Vitamin C : Bleeding, infected or swollen gums and bruising are the results of deficiency of vitamin C. Though vitamin C deficiency is a very rare occurrence, it can be relieved by taking citrus fruits like orange and fresh vegetables.
Vitamin D : A deformed spine or bow legged formation are the results of lack of vitamin D. The sun’s rays abound in vitamin D and it can also be found in the yolk of eggs and in fish.
Vitamin E : Deficiency in this vitamin is not generally known, but, severe deficiency can affect the central nervous system resulting in ataxia and peripheral neuropathy. It is an important nutrient and can be found in vegetables, nut oils, spinach, wheat germ, whole grains and sunflower seeds.
Folic Acid : Symptoms of this deficiency resemble those of the B1 and B3. Vegetables, nuts, whole wheat and liver should provide the necessary nutrients normally needed. Pregnant women may require supplements.
Vitamin K : Bleeding can be caused by lack of vitamin K. It is found abundantly in vegetables.
Pantothenic Acid: Loss of co-ordination, fatigue and headaches are the symptoms related to the deficiency of this vitamin. Vegetables, potatoes, liver and eggs contain this another form of B vitamin.
Disadvantages of Vitamin Supplements
The disadvantage of taking vitamin supplements are many with cost the leading factor. In reality, preparing a well balanced, nutritious and healthy meal is by far less expensive than taking supplements. There is also the attendant danger of overdosing. You cannot overdose yourself by eating foods that contain vitamins. In addition, you may be getting enough water soluble vitamins from the food that you eat and the additional vitamins that you take are, in addition to causing the side effects of overdosing, only going to be flushed out of your system. They simply will not be absorbed. A loss to time, effort and money. Overdoses of the fat-soluble kind are the real culprits. The results of overdoses are many. For example, an overdose of vitamin A could cause ringing in the ears, blurred vision, hair loss and a host of other effects.
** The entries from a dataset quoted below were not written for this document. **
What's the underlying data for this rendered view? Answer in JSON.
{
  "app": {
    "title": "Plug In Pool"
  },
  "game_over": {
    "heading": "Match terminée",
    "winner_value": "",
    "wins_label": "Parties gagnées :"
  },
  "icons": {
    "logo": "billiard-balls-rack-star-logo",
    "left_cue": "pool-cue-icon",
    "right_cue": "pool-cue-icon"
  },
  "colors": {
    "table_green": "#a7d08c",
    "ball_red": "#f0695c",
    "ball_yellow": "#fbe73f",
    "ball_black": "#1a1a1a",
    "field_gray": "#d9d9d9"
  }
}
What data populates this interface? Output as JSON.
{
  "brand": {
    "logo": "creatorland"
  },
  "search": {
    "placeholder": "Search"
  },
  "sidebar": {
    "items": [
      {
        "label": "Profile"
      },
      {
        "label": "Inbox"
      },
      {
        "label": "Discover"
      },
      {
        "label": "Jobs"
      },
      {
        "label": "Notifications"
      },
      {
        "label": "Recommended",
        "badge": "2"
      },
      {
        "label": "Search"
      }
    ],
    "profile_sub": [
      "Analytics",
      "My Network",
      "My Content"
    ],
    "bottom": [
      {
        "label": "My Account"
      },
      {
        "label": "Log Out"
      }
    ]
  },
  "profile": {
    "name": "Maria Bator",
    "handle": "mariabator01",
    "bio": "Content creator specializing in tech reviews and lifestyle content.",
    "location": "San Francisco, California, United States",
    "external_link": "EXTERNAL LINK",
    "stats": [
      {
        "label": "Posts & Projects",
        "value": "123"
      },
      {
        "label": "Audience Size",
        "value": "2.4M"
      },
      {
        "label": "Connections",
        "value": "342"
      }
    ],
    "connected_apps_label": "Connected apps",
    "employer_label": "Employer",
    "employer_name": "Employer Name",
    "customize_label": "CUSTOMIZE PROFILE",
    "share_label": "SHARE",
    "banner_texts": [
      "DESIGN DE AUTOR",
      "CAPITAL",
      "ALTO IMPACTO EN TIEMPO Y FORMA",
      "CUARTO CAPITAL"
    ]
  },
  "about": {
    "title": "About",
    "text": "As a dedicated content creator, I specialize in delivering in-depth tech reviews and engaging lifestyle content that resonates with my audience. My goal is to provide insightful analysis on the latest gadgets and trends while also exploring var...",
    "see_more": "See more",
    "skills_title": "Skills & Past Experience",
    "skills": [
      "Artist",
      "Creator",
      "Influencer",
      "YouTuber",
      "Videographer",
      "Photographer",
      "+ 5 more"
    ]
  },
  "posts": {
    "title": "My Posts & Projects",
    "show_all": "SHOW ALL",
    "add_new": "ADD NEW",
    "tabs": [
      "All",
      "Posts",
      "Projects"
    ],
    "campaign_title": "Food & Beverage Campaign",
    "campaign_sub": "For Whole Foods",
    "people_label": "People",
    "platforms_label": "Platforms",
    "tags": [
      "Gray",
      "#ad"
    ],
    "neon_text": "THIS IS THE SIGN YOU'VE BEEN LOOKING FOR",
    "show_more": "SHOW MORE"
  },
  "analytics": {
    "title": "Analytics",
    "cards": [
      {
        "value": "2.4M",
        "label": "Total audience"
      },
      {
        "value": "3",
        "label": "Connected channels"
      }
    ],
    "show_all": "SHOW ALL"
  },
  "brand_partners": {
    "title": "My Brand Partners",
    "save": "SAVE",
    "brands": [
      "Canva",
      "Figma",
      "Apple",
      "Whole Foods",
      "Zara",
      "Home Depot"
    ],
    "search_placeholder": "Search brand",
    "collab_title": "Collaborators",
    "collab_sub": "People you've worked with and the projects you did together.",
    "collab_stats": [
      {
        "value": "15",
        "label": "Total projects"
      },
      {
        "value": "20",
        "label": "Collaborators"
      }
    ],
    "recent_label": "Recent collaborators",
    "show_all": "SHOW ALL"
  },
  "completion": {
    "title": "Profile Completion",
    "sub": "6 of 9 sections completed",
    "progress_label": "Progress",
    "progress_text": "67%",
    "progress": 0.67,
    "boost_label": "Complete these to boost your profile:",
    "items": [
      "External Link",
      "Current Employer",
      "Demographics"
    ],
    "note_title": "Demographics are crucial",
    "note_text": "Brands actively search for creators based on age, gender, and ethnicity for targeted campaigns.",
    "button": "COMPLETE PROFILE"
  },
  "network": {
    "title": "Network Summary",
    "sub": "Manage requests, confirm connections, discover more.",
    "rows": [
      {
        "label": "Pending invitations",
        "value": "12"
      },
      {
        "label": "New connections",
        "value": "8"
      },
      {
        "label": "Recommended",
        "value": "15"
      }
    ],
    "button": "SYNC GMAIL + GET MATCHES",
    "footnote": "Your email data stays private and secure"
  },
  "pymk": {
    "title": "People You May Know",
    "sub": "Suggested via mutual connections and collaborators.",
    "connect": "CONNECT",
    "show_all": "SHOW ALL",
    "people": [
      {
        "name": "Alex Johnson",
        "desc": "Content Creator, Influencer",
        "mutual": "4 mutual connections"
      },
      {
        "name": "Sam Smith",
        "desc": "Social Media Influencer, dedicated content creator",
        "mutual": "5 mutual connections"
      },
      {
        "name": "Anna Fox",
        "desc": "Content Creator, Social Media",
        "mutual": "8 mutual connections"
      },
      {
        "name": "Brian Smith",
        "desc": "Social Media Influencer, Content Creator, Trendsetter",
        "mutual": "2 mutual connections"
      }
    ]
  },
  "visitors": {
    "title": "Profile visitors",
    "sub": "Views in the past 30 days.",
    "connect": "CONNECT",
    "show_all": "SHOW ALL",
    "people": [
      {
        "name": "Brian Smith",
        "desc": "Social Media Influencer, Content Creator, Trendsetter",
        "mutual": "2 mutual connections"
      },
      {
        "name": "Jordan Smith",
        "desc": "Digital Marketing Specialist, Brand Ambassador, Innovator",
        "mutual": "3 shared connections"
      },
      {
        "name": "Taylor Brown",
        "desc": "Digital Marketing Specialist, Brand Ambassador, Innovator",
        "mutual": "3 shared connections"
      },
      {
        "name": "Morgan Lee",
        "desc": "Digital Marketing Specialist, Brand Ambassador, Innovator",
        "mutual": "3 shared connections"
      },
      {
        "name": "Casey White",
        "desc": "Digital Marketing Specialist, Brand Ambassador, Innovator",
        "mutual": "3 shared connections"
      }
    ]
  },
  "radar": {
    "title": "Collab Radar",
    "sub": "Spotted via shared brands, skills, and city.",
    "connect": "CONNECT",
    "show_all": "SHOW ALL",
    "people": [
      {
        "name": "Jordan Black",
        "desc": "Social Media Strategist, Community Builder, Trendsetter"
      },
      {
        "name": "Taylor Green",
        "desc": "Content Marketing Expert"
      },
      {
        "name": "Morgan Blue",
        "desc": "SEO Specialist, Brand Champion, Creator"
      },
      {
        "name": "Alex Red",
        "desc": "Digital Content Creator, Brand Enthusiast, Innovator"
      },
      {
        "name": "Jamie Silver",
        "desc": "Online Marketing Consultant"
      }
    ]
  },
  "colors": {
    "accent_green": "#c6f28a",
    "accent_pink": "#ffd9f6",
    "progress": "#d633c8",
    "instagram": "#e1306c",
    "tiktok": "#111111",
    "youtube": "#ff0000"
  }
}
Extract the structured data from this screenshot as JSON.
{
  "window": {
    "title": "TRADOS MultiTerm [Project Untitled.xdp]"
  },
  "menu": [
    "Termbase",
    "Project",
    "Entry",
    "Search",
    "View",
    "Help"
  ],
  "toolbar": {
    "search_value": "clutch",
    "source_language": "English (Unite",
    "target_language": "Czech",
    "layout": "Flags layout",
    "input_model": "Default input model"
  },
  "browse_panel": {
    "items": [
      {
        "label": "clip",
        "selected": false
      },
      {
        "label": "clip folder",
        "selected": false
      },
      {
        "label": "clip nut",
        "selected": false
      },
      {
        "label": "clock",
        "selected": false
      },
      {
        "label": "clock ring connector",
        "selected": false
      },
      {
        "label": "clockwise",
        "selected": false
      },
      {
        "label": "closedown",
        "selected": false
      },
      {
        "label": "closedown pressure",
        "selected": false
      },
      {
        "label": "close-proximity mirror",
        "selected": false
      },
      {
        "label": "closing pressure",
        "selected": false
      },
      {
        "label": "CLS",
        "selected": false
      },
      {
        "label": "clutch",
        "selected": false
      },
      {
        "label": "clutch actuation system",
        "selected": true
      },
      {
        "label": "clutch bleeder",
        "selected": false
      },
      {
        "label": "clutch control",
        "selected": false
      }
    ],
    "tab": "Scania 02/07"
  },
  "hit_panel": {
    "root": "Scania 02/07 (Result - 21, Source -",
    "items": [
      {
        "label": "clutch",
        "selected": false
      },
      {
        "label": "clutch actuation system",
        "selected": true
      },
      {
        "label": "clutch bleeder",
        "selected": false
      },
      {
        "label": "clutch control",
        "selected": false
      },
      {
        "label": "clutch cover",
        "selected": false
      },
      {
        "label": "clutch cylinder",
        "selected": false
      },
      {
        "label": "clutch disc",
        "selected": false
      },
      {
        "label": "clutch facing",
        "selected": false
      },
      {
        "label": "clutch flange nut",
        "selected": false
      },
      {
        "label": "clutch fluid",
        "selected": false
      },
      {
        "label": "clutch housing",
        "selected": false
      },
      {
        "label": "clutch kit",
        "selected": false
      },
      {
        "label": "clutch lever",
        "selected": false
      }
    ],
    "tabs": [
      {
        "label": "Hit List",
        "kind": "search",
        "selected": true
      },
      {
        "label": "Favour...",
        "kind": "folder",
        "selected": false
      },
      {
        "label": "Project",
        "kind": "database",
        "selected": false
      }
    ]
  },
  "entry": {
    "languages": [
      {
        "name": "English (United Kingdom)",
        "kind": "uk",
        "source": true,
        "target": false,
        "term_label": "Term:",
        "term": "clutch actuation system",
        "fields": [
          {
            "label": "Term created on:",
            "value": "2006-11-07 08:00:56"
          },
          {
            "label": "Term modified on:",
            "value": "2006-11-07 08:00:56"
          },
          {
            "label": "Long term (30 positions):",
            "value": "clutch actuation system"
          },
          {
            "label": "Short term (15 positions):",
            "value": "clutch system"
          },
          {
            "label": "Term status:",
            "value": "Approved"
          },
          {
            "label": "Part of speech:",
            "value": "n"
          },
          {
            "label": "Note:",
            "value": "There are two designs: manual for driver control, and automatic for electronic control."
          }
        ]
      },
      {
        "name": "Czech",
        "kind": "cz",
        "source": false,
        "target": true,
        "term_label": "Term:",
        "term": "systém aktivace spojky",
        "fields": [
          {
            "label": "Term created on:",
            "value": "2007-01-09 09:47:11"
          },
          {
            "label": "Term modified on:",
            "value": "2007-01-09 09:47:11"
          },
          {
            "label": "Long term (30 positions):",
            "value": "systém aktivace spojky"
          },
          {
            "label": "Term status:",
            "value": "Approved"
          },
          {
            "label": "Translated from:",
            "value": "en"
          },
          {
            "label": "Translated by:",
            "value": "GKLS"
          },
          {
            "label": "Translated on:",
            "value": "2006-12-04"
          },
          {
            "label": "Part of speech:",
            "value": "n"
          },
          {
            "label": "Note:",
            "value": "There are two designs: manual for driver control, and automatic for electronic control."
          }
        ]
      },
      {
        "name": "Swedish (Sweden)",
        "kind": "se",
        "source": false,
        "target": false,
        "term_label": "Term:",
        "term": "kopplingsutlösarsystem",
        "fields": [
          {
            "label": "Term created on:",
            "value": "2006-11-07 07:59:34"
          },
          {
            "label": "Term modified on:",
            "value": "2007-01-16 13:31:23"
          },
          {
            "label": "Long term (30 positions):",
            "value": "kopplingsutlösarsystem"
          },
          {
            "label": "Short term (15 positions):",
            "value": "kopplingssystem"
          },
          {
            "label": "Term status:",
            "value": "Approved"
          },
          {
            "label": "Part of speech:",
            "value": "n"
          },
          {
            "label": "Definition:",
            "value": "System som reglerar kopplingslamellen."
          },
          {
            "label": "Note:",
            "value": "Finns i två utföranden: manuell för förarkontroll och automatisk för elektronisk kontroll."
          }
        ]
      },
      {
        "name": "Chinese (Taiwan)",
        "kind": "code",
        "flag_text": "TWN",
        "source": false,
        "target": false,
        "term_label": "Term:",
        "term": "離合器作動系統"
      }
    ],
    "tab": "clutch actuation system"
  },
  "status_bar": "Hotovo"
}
Some of the effects of overdosing of some specific vitamins are given below:
Vitamin A : Ringing in the ears, blurred vision, loss of hair, nausea, menstrual irregularities, skin rash and even irritability, apathy and stupor.
Vitamin B3 : Faintness, peptic ulcer, hyperglycemia, dizziness, gout etc.
Vitamin B6 : Numbness in hands and feet, walking problems, sense of position and vibration and even problems with memory and depression.
Vitamin D : Deafness, nausea, loss of appetite, weak bones, hypertension and high cholesterol.
Vitamin E : Muscular weakness, hypertension, tenderness of the breast and slow healing of wounds.
Taking vitamins alone, like taking vitamin B alone is more detrimental than taking it in combination with other vitamins. That is why, taking Multi-vitamins is recommended but also under the physicians supervision.
The People Who May Benefit From Taking Multi-Vitamins
A casual look at the list of foods that contain certain vitamins will show that they are the vegetables that contain the most number of vitamins. As such a diet rich in vegetables should give all the necessary nutrients that the body requires. This can be supplemented by nuts, liver, eggs, milk, fish, whole wheat should be sufficient for the normal needs of a healthy body. They are also rich in fibre and anti-oxidants. But there are people who would benefit from taking “Multivitamins” and they include
- Those adults and children who lack whole food groups,
- Those people who are getting less than 1,600 calories each day,
- Pregnant and lactating women,
- Those suffering from lack of appetite,
- Those with digestive illness,
- Those who have suffered a major illness or a major injury and
- Those who are too busy(making money) to eat properly.
On the whole it is advisable to seek the opinion of a physician or a nutritionist before embarking on a vitamin supplement taking spree.